• | 12:00 pm

GCC sovereign wealth funds assets under management reach $4 trillion

GCC wealth funds set to increase their international investments with growing cash reserves, new report says.

GCC sovereign wealth funds assets under management reach $4 trillion
[Source photo: Anvita Gupta/Fast Company Middle East]

Now accepting applications for Fast Company Middle East’s Most Innovative Companies. Click here to apply.

GCC governments have seen their liquidity buffers increase significantly in 2022, thanks to a surge in oil and gas revenues.

The increased liquidity has given the region more money to invest. As a result, GCC sovereign wealth funds (SWFs) are poised to make big investments in global markets in the coming years, according to an S&P Global Market Intelligence report.

The GCC current account surplus is forecast at 9% of GDP in 2023 and 6% of GDP in 2024. This means additional funds flowing into SWFs, providing more investment opportunities domestically and internationally.

The report also shows GCC SWF assets under management growing by 20% on average in the past couple of years to reach a high of around US$4 trillion.
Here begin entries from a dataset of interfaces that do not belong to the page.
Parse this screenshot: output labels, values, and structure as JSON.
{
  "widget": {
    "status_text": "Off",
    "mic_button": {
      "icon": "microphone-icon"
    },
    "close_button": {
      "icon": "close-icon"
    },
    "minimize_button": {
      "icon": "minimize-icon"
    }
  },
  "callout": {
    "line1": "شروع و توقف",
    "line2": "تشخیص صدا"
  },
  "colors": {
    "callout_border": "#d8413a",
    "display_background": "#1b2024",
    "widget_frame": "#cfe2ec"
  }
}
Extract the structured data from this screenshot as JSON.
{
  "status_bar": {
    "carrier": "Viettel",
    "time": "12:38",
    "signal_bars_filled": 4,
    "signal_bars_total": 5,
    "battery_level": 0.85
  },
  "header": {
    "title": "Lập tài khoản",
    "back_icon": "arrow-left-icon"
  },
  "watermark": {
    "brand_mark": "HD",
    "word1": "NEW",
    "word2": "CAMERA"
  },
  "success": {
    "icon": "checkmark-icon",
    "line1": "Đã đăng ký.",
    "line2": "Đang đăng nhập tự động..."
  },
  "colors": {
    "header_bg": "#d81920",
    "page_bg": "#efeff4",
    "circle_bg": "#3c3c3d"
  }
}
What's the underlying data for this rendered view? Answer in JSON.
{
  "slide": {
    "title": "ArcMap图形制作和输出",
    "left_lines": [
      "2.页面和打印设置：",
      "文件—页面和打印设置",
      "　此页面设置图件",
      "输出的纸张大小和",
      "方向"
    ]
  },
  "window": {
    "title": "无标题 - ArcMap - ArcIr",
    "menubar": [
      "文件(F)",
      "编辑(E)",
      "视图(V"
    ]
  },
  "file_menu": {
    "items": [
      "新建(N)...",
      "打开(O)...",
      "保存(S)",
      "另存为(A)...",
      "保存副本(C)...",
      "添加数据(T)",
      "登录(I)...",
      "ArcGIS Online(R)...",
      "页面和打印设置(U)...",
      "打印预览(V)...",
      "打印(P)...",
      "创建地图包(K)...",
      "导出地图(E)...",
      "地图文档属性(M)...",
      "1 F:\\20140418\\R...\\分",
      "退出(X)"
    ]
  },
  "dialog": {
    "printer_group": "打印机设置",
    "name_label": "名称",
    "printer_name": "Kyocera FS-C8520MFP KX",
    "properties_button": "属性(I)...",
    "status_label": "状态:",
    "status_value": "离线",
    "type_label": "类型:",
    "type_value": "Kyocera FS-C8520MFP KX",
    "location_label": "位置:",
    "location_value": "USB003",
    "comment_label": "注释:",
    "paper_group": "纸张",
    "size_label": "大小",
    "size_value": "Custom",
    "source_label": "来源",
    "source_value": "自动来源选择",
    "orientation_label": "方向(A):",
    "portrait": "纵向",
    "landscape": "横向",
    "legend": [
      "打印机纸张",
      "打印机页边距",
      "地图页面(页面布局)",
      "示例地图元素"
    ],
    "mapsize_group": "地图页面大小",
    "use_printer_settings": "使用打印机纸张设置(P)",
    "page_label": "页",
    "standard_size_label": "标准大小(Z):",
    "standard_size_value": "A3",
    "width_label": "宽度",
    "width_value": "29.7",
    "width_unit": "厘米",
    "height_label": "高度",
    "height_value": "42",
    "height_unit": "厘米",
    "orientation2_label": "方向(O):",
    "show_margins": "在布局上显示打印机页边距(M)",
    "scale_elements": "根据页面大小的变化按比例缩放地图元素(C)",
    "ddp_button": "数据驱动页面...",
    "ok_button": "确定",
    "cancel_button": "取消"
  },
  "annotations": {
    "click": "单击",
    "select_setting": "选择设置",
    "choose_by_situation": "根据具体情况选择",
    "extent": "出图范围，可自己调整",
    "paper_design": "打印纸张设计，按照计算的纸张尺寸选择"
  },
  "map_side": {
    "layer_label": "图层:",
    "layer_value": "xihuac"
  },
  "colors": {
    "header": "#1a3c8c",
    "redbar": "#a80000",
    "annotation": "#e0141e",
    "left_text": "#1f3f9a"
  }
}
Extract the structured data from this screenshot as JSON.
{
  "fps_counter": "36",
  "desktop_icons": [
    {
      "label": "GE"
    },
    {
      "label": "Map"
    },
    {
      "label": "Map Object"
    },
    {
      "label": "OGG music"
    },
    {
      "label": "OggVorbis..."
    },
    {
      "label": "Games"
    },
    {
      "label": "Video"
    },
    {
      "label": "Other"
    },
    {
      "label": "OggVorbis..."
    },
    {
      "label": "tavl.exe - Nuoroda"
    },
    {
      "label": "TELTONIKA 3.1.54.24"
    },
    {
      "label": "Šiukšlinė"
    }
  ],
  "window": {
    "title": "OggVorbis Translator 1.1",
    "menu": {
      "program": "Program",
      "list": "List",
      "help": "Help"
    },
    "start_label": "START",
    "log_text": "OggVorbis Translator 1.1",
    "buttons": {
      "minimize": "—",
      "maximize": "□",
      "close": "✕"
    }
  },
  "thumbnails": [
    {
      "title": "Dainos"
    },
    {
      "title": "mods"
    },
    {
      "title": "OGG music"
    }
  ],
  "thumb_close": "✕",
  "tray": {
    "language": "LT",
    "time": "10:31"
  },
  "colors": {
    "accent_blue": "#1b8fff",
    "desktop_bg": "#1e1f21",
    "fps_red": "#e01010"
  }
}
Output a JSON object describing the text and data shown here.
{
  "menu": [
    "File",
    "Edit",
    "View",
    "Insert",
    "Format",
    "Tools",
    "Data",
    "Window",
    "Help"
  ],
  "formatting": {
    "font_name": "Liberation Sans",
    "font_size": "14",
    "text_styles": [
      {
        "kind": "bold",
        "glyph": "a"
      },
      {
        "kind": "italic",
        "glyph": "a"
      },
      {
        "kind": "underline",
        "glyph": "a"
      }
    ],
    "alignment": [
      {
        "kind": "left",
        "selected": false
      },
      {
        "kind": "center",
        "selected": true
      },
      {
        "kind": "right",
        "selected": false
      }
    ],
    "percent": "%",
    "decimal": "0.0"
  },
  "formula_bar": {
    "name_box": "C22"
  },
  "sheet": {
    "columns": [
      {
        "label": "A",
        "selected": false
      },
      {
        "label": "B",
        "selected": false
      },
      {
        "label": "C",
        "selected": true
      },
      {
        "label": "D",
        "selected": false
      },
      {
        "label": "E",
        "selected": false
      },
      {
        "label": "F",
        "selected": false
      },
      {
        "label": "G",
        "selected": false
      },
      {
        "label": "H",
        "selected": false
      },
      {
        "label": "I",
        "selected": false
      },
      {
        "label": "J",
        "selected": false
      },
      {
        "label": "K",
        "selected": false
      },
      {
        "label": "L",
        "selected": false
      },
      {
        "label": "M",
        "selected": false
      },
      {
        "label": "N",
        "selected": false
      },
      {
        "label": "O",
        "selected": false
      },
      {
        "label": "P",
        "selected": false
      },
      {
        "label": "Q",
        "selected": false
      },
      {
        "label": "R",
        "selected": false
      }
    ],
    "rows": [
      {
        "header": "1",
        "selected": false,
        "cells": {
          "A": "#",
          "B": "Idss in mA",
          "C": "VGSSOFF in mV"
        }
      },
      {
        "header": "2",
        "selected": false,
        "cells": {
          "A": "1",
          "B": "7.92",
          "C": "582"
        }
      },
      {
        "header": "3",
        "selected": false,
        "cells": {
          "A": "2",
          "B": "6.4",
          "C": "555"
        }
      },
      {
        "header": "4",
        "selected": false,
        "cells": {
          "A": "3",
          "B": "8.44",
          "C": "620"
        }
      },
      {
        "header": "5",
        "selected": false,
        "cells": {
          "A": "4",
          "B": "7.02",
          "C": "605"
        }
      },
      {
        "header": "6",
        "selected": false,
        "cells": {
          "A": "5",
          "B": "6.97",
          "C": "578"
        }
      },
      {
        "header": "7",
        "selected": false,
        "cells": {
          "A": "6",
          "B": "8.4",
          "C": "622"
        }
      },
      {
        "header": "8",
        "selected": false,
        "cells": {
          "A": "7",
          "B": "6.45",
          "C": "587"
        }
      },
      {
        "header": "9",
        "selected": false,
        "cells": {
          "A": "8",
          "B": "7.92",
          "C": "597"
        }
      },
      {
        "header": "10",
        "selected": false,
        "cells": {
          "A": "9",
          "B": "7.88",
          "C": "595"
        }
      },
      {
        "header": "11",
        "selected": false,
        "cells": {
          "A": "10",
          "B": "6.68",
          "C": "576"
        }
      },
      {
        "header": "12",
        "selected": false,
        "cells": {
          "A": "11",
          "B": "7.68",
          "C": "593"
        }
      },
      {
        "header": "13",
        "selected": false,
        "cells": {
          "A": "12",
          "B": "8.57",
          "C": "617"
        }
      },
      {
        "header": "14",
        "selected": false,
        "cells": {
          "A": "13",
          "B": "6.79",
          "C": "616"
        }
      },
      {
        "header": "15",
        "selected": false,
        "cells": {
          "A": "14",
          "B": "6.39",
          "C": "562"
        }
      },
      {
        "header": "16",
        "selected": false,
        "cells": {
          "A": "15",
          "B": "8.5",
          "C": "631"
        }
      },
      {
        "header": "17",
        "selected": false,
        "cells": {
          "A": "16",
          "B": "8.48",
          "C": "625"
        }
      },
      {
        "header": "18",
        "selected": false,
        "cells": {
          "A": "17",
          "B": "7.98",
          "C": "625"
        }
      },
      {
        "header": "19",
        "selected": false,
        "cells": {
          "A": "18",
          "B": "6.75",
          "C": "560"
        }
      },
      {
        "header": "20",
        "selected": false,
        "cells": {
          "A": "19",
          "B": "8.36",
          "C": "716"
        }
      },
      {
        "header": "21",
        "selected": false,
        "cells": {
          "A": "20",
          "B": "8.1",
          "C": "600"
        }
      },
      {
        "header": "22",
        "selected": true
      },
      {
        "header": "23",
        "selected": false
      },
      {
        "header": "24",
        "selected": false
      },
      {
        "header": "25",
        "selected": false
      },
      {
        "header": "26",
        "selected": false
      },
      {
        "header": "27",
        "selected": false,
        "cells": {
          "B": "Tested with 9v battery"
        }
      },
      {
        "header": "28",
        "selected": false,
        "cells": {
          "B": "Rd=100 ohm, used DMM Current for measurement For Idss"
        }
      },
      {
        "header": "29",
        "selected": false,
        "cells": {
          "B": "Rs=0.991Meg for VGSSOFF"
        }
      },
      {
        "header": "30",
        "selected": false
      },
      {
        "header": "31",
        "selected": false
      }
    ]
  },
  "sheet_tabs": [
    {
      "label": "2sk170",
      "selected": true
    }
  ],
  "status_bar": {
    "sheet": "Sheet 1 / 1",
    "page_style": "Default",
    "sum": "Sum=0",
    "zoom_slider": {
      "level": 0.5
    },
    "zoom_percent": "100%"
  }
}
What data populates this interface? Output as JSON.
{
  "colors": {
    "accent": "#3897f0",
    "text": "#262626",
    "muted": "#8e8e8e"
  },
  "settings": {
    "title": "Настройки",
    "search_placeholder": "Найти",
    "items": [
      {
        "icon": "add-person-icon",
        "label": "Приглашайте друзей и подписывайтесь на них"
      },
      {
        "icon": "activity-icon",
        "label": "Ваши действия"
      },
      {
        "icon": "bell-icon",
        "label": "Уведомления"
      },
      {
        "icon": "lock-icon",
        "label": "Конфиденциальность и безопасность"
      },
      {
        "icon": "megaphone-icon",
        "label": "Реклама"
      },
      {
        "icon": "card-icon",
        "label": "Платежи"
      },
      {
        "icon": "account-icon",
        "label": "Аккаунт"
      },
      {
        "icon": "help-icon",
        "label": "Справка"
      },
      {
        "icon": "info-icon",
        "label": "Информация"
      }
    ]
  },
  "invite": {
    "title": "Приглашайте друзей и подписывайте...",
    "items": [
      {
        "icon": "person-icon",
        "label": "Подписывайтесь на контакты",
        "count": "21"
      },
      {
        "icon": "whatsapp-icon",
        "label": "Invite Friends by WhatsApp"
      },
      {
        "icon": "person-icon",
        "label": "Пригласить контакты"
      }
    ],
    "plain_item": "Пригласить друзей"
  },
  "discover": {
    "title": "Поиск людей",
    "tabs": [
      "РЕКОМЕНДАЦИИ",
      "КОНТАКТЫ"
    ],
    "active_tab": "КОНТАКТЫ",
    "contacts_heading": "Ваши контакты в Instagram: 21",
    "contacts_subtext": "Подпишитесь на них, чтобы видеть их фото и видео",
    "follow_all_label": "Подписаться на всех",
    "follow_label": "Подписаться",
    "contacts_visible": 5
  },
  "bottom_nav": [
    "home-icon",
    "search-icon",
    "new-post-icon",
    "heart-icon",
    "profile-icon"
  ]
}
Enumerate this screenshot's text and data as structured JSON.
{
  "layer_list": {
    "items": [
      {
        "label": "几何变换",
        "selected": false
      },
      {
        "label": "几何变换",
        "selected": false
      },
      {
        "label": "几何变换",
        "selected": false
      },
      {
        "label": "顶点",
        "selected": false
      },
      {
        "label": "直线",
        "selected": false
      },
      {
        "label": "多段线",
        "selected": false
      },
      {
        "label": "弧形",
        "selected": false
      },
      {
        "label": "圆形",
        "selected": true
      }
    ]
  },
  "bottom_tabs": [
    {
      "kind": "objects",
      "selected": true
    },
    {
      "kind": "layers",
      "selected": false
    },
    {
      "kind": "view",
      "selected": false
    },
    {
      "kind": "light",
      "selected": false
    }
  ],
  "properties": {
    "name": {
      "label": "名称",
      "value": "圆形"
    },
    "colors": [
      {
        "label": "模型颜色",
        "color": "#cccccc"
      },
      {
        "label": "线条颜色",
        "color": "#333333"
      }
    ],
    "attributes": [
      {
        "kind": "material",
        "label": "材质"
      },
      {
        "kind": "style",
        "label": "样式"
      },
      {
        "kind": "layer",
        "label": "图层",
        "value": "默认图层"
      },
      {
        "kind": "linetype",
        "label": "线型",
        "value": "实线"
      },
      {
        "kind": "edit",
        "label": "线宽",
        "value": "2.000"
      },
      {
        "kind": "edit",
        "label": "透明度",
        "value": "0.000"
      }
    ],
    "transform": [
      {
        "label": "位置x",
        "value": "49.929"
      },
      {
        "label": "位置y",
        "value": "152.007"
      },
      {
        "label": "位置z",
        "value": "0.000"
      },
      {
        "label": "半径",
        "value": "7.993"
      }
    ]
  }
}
This accounts for roughly 37% of global SWF assets under management (AUM), almost equivalent to the combined AUM of all SWFs in Asia, Latin America, and Sub-Saharan Africa.

“We are also likely to see a recycling of GCC petrodollar inflows into MENA countries and other emerging markets that present interesting investment opportunities, need external funding, or are vulnerable to current geopolitical, economic, and monetary shocks. Egypt and Turkey are a case in point,” the report stated.

GCC state-owned investors have deployed around $83 billion of fresh capital during 2022. Five of the world’s ten largest investments on behalf of state-owned investors (SOIs) during 2022 were from GCC sovereign investors (62% from the UAE, 28% from Saudi Arabia, and 10% from Qatar).

“GCC SWFs are poised to grow further. In the years to come, the region’s SWFs will likely play an increasingly leading role in diversifying their respective economies and preparing them for the post-oil era (in the longer term) while expanding economic and financial ties with countries needing funding,” the report concluded. 

More Top Stories: